A blank page has always been the most promising of things. A fresh start to make a new mark. A chance to unleash you're creativity. It's also one of the most daunting of things. It's bareness so full of endless choices.
When I catch a glance of my sketch book lying around it stares back with judgement. It sits and waits impatiently. The pages so loud in their nothingness they ring through the black casing and spiral binding that keep them together. A pressure surfaces through the white noise. It urges me to make something good. Something worthy of a wall. But unable to shake it off I keep coming up blank. It felt like something drastic needed doing.

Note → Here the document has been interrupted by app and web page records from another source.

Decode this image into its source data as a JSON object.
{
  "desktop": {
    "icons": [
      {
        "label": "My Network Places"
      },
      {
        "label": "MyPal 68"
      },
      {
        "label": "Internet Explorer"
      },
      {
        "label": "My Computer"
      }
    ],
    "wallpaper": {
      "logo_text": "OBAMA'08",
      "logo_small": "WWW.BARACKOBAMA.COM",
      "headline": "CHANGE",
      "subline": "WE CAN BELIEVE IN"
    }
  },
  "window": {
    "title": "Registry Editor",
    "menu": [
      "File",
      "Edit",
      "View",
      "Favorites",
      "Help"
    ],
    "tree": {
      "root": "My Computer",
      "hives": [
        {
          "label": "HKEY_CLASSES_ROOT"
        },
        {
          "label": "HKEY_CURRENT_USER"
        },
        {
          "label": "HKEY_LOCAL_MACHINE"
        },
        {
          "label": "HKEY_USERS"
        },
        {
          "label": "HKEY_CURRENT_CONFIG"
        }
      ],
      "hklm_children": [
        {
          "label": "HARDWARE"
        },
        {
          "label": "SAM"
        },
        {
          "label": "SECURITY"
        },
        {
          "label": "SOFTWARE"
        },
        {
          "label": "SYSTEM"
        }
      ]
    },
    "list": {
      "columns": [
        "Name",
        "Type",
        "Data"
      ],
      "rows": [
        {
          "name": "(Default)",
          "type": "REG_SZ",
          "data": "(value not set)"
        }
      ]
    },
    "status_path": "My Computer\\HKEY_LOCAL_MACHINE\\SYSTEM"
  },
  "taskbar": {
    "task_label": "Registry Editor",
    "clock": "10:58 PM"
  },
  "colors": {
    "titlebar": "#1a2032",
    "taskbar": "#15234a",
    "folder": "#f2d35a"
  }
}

Then I remembered an article I read in Russh Issue 35 entitled The Artist's Way--A practical guide to making your mark in The Art Issue. I've read it through so many times. Danielle Top talks about her encounter with a self-help manual by Julia Cameron. But before you stop reading know that The Artist's Way is not famed as your average self-help book, though it may technically belong in the aile. It originally started as a course in New York during the 80's to help people at odds with their creativity and has since become a portable manual to 'focus on channelling one's creative potential.'
So apparently this predicament I'm in is referred to by Cameron as 'caught between the dream of action and the fear of failure.' What a ground breaker. According to Top, the book takes you through a program which helps to broaden and balance your experiences along with the perception of your artistic limitations.
Some of the course's key tools include making a list of things you'd try if you weren't afraid of being bad at them and a thing called Morning Pages. These pages are written daily from your stream of consciousness, three of them in total and first thing in the morning. Completely uncensored. Cameron believes that 'all that whiny petty stuff you write down in the morning stands between you and your creativity.' She might just be right. But to find out I'll have to order the book first.